* Task instructions
A single figure is required: the number of lines below in which the word "цель" occurs.

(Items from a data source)

BEGIN

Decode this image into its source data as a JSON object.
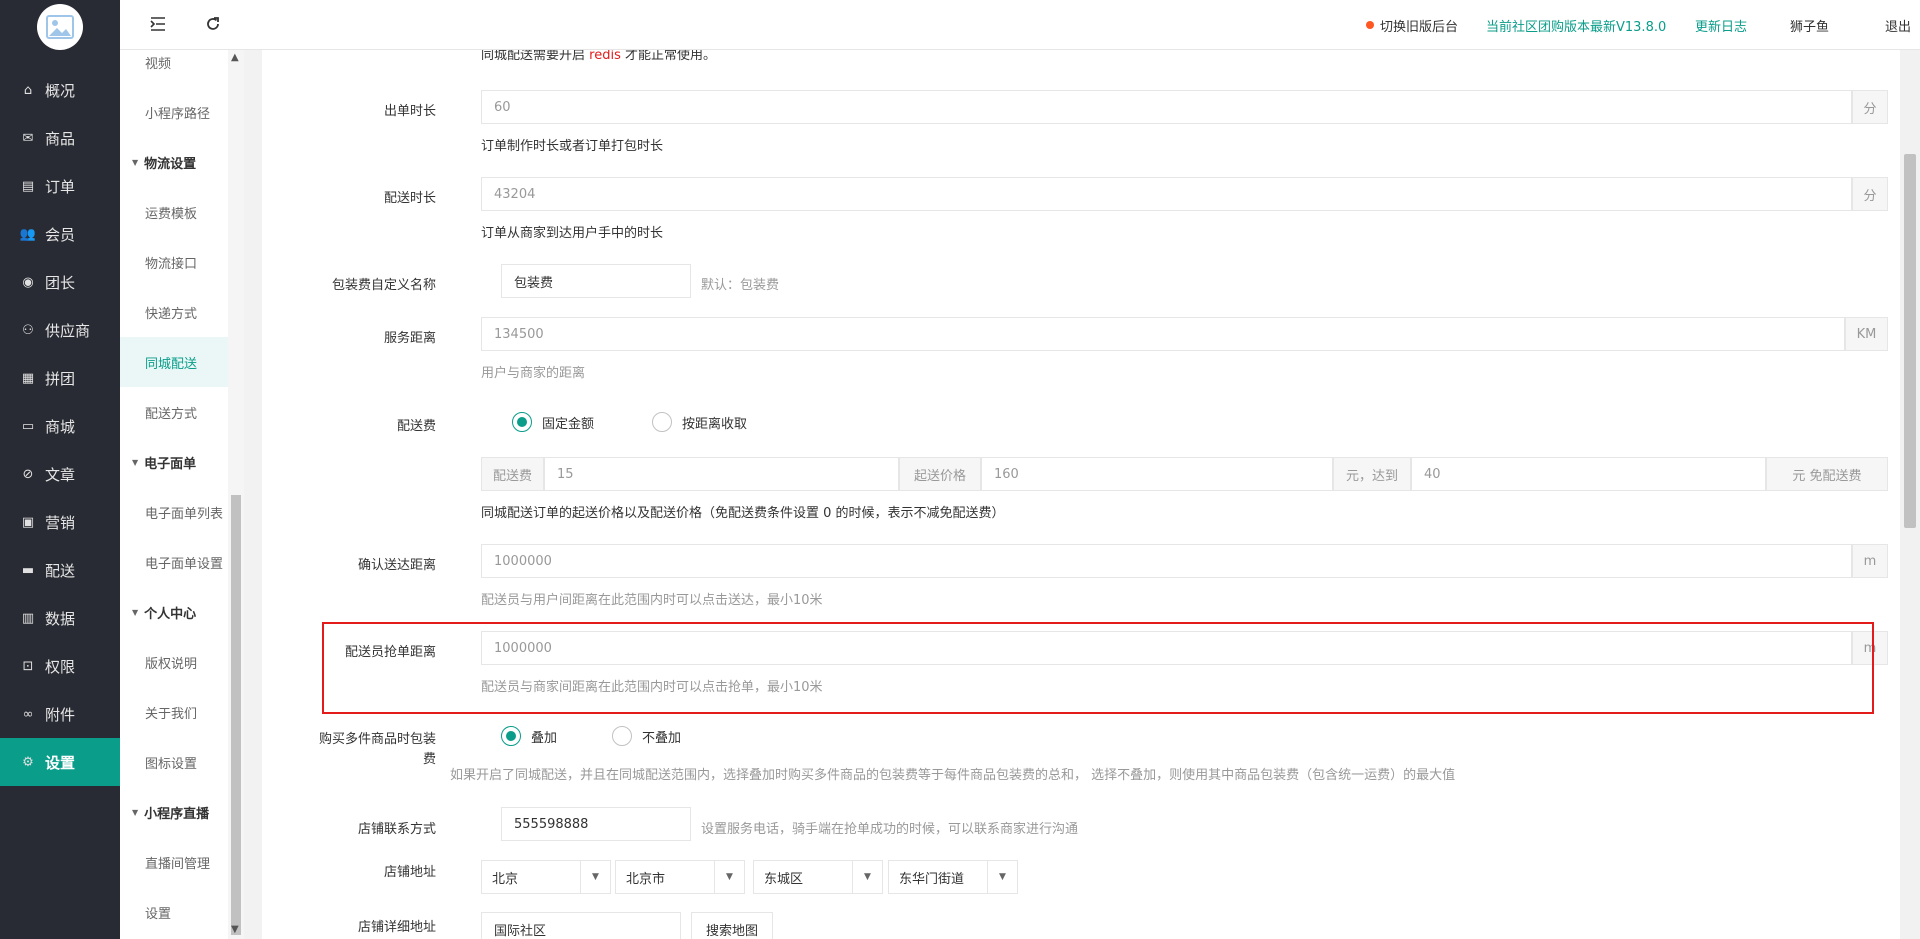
{
  "sidebar": {
    "items": [
      {
        "label": "概况",
        "icon": "home-icon"
      },
      {
        "label": "商品",
        "icon": "envelope-icon"
      },
      {
        "label": "订单",
        "icon": "file-icon"
      },
      {
        "label": "会员",
        "icon": "users-icon"
      },
      {
        "label": "团长",
        "icon": "leader-icon"
      },
      {
        "label": "供应商",
        "icon": "supplier-icon"
      },
      {
        "label": "拼团",
        "icon": "group-icon"
      },
      {
        "label": "商城",
        "icon": "store-icon"
      },
      {
        "label": "文章",
        "icon": "compass-icon"
      },
      {
        "label": "营销",
        "icon": "gift-icon"
      },
      {
        "label": "配送",
        "icon": "truck-icon"
      },
      {
        "label": "数据",
        "icon": "chart-icon"
      },
      {
        "label": "权限",
        "icon": "lock-icon"
      },
      {
        "label": "附件",
        "icon": "link-icon"
      },
      {
        "label": "设置",
        "icon": "gear-icon"
      }
    ],
    "active": "设置"
  },
  "submenu": {
    "items": [
      {
        "label": "视频",
        "type": "item"
      },
      {
        "label": "小程序路径",
        "type": "item"
      },
      {
        "label": "物流设置",
        "type": "group"
      },
      {
        "label": "运费模板",
        "type": "item"
      },
      {
        "label": "物流接口",
        "type": "item"
      },
      {
        "label": "快递方式",
        "type": "item"
      },
      {
        "label": "同城配送",
        "type": "item",
        "active": true
      },
      {
        "label": "配送方式",
        "type": "item"
      },
      {
        "label": "电子面单",
        "type": "group"
      },
      {
        "label": "电子面单列表",
        "type": "item"
      },
      {
        "label": "电子面单设置",
        "type": "item"
      },
      {
        "label": "个人中心",
        "type": "group"
      },
      {
        "label": "版权说明",
        "type": "item"
      },
      {
        "label": "关于我们",
        "type": "item"
      },
      {
        "label": "图标设置",
        "type": "item"
      },
      {
        "label": "小程序直播",
        "type": "group"
      },
      {
        "label": "直播间管理",
        "type": "item"
      },
      {
        "label": "设置",
        "type": "item"
      }
    ]
  },
  "header": {
    "switch_old": "切换旧版后台",
    "version": "当前社区团购版本最新V13.8.0",
    "changelog": "更新日志",
    "username": "狮子鱼",
    "logout": "退出",
    "colors": {
      "accent": "#0a9d8a",
      "dot": "#ff5722"
    }
  },
  "form": {
    "redis_note_pre": "同城配送需要开启",
    "redis_word": "redis",
    "redis_note_post": "才能正常使用。",
    "order_time": {
      "label": "出单时长",
      "value": "60",
      "unit": "分",
      "hint": "订单制作时长或者订单打包时长"
    },
    "delivery_time": {
      "label": "配送时长",
      "value": "43204",
      "unit": "分",
      "hint": "订单从商家到达用户手中的时长"
    },
    "packing_name": {
      "label": "包装费自定义名称",
      "value": "包装费",
      "hint": "默认：包装费"
    },
    "service_distance": {
      "label": "服务距离",
      "value": "134500",
      "unit": "KM",
      "hint": "用户与商家的距离"
    },
    "delivery_fee": {
      "label": "配送费",
      "option_fixed": "固定金额",
      "option_distance": "按距离收取",
      "selected": "固定金额",
      "fee_addon": "配送费",
      "fee_value": "15",
      "start_addon": "起送价格",
      "start_value": "160",
      "reach_addon": "元，达到",
      "reach_value": "40",
      "free_addon": "元 免配送费",
      "hint": "同城配送订单的起送价格以及配送价格（免配送费条件设置 0 的时候，表示不减免配送费）"
    },
    "confirm_distance": {
      "label": "确认送达距离",
      "value": "1000000",
      "unit": "m",
      "hint": "配送员与用户间距离在此范围内时可以点击送达，最小10米"
    },
    "grab_distance": {
      "label": "配送员抢单距离",
      "value": "1000000",
      "unit": "m",
      "hint": "配送员与商家间距离在此范围内时可以点击抢单，最小10米"
    },
    "multi_packing": {
      "label_line1": "购买多件商品时包装",
      "label_line2": "费",
      "option_add": "叠加",
      "option_noadd": "不叠加",
      "selected": "叠加",
      "hint": "如果开启了同城配送，并且在同城配送范围内，选择叠加时购买多件商品的包装费等于每件商品包装费的总和， 选择不叠加，则使用其中商品包装费（包含统一运费）的最大值"
    },
    "contact": {
      "label": "店铺联系方式",
      "value": "555598888",
      "hint": "设置服务电话，骑手端在抢单成功的时候，可以联系商家进行沟通"
    },
    "address": {
      "label": "店铺地址",
      "province": "北京",
      "city": "北京市",
      "district": "东城区",
      "street": "东华门街道"
    },
    "detail_address": {
      "label": "店铺详细地址",
      "value": "国际社区",
      "search_button": "搜索地图"
    }
  }
}
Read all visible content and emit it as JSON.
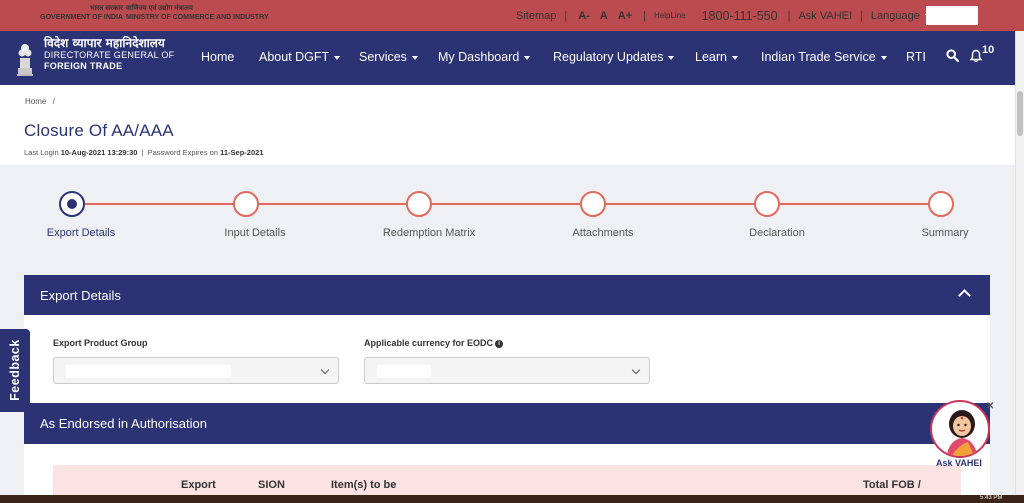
{
  "topbar": {
    "gov_hi": "भारत सरकार",
    "gov_en": "GOVERNMENT OF INDIA",
    "ministry_hi": "वाणिज्य एवं उद्योग मंत्रालय",
    "ministry_en": "MINISTRY OF COMMERCE AND INDUSTRY",
    "sitemap": "Sitemap",
    "font_small": "A-",
    "font_normal": "A",
    "font_large": "A+",
    "helpline_label": "HelpLine",
    "helpline_number": "1800-111-550",
    "ask_vahei": "Ask VAHEI",
    "language": "Language",
    "separator": "|"
  },
  "brand": {
    "hindi": "विदेश व्यापार महानिदेशालय",
    "line1": "DIRECTORATE GENERAL OF",
    "line2": "FOREIGN TRADE"
  },
  "nav": {
    "items": [
      {
        "label": "Home"
      },
      {
        "label": "About DGFT"
      },
      {
        "label": "Services"
      },
      {
        "label": "My Dashboard"
      },
      {
        "label": "Regulatory Updates"
      },
      {
        "label": "Learn"
      },
      {
        "label": "Indian Trade Service"
      },
      {
        "label": "RTI"
      }
    ],
    "notification_count": "10"
  },
  "page": {
    "breadcrumb_home": "Home",
    "breadcrumb_sep": "/",
    "title": "Closure Of AA/AAA",
    "last_login_label": "Last Login",
    "last_login_value": "10-Aug-2021 13:29:30",
    "pipe": "|",
    "password_label": "Password Expires on",
    "password_value": "11-Sep-2021"
  },
  "steps": [
    {
      "label": "Export Details",
      "active": true
    },
    {
      "label": "Input Details",
      "active": false
    },
    {
      "label": "Redemption Matrix",
      "active": false
    },
    {
      "label": "Attachments",
      "active": false
    },
    {
      "label": "Declaration",
      "active": false
    },
    {
      "label": "Summary",
      "active": false
    }
  ],
  "export_details": {
    "title": "Export Details",
    "product_group_label": "Export Product Group",
    "currency_label": "Applicable currency for EODC",
    "info_glyph": "i"
  },
  "endorsed": {
    "title": "As Endorsed in Authorisation",
    "columns": [
      "Export",
      "SION",
      "Item(s) to be",
      "Total FOB /"
    ]
  },
  "feedback_label": "Feedback",
  "vahei_label": "Ask VAHEI",
  "vahei_close": "✕",
  "clock": "5:43 PM",
  "colors": {
    "top_bar": "#bc4b4f",
    "nav_bar": "#2b3375",
    "step_accent": "#e26a5c",
    "table_header": "#fbe3e3"
  }
}
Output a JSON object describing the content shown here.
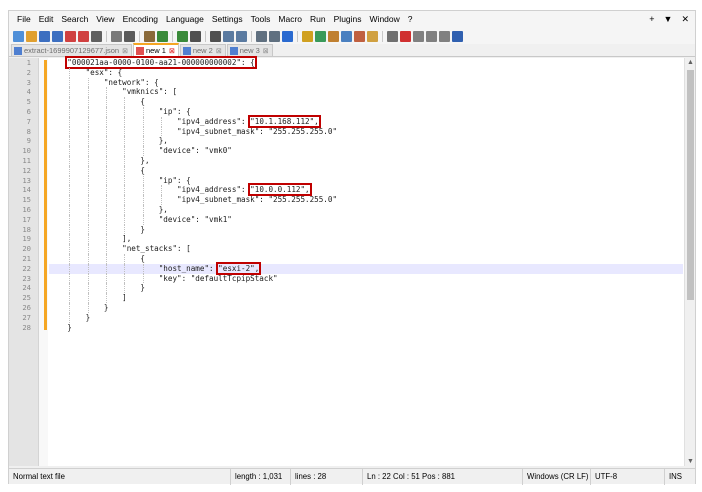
{
  "menubar": {
    "items": [
      "File",
      "Edit",
      "Search",
      "View",
      "Encoding",
      "Language",
      "Settings",
      "Tools",
      "Macro",
      "Run",
      "Plugins",
      "Window",
      "?"
    ],
    "controls": [
      "+",
      "▼",
      "✕"
    ]
  },
  "toolbar": {
    "icons": [
      "new-file",
      "open-file",
      "save",
      "save-all",
      "close",
      "close-all",
      "print",
      "cut",
      "copy",
      "paste",
      "undo",
      "redo",
      "find",
      "replace",
      "zoom-in",
      "zoom-out",
      "sync-vertical",
      "sync-horizontal",
      "word-wrap",
      "show-all-chars",
      "indent-guide",
      "user-language",
      "doc-map",
      "function-list",
      "folder-as-workspace",
      "monitoring",
      "record-macro",
      "stop-macro",
      "play-macro",
      "run-macro-multiple",
      "save-macro"
    ]
  },
  "tabs": [
    {
      "label": "extract-1699907129677.json",
      "active": false
    },
    {
      "label": "new 1",
      "active": true
    },
    {
      "label": "new 2",
      "active": false
    },
    {
      "label": "new 3",
      "active": false
    }
  ],
  "editor": {
    "lines": [
      "    \"000021aa-0000-0100-aa21-000000000002\": {",
      "        \"esx\": {",
      "            \"network\": {",
      "                \"vmknics\": [",
      "                    {",
      "                        \"ip\": {",
      "                            \"ipv4_address\": \"10.1.168.112\",",
      "                            \"ipv4_subnet_mask\": \"255.255.255.0\"",
      "                        },",
      "                        \"device\": \"vmk0\"",
      "                    },",
      "                    {",
      "                        \"ip\": {",
      "                            \"ipv4_address\": \"10.0.0.112\",",
      "                            \"ipv4_subnet_mask\": \"255.255.255.0\"",
      "                        },",
      "                        \"device\": \"vmk1\"",
      "                    }",
      "                ],",
      "                \"net_stacks\": [",
      "                    {",
      "                        \"host_name\": \"esxi-2\",",
      "                        \"key\": \"defaultTcpipStack\"",
      "                    }",
      "                ]",
      "            }",
      "        }",
      "    }"
    ],
    "current_line": 22
  },
  "colors": {
    "highlight_box": "#c00000",
    "active_tab_accent": "#f5a623",
    "current_line_bg": "#e8e8ff"
  },
  "status": {
    "file_type": "Normal text file",
    "length": "length : 1,031",
    "lines": "lines : 28",
    "position": "Ln : 22    Col : 51    Pos : 881",
    "eol": "Windows (CR LF)",
    "encoding": "UTF-8",
    "mode": "INS"
  }
}
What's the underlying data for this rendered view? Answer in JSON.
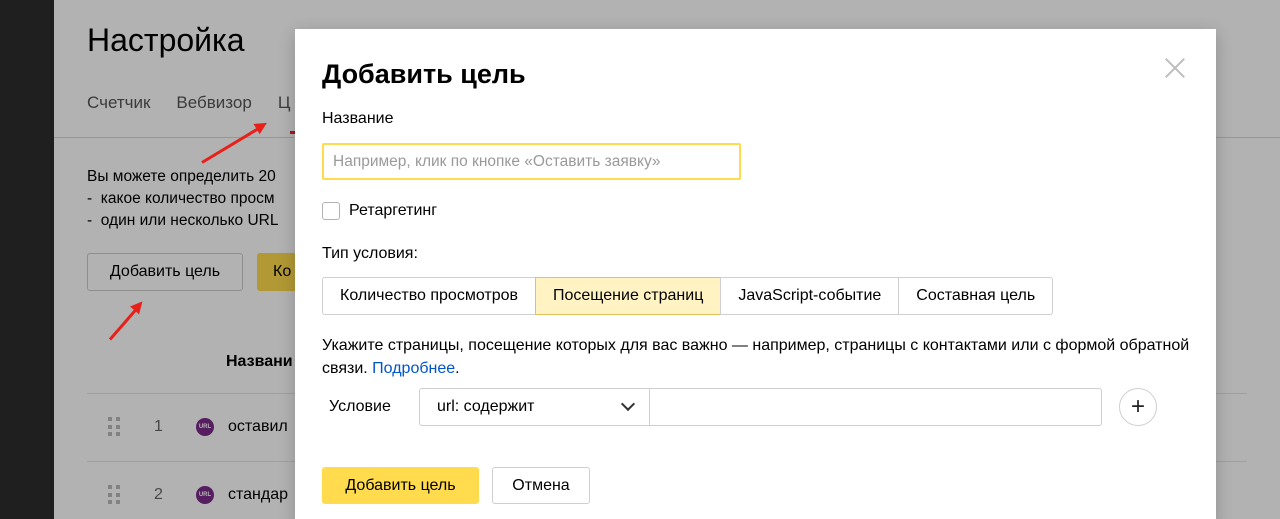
{
  "background": {
    "title": "Настройка",
    "tabs": [
      "Счетчик",
      "Вебвизор",
      "Ц"
    ],
    "description_lines": [
      "Вы можете определить 20",
      "-  какое количество просм",
      "-  один или несколько URL"
    ],
    "add_goal_label": "Добавить цель",
    "yellow_btn_label": "Ко",
    "column_header": "Названи",
    "rows": [
      {
        "num": "1",
        "badge": "URL",
        "name": "оставил"
      },
      {
        "num": "2",
        "badge": "URL",
        "name": "стандар"
      }
    ]
  },
  "modal": {
    "title": "Добавить цель",
    "name_label": "Название",
    "name_placeholder": "Например, клик по кнопке «Оставить заявку»",
    "retargeting_label": "Ретаргетинг",
    "condition_type_label": "Тип условия:",
    "condition_types": [
      {
        "label": "Количество просмотров",
        "active": false
      },
      {
        "label": "Посещение страниц",
        "active": true
      },
      {
        "label": "JavaScript-событие",
        "active": false
      },
      {
        "label": "Составная цель",
        "active": false
      }
    ],
    "hint_text": "Укажите страницы, посещение которых для вас важно — например, страницы с контактами или с формой обратной связи.",
    "hint_link": "Подробнее",
    "condition_label": "Условие",
    "condition_select_value": "url: содержит",
    "condition_input_value": "",
    "add_condition_label": "+",
    "submit_label": "Добавить цель",
    "cancel_label": "Отмена"
  },
  "colors": {
    "accent_yellow": "#ffdb4d",
    "active_segment": "#fff3c4",
    "link": "#0055c9",
    "arrow_red": "#e8201a"
  }
}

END

* Response to the task
4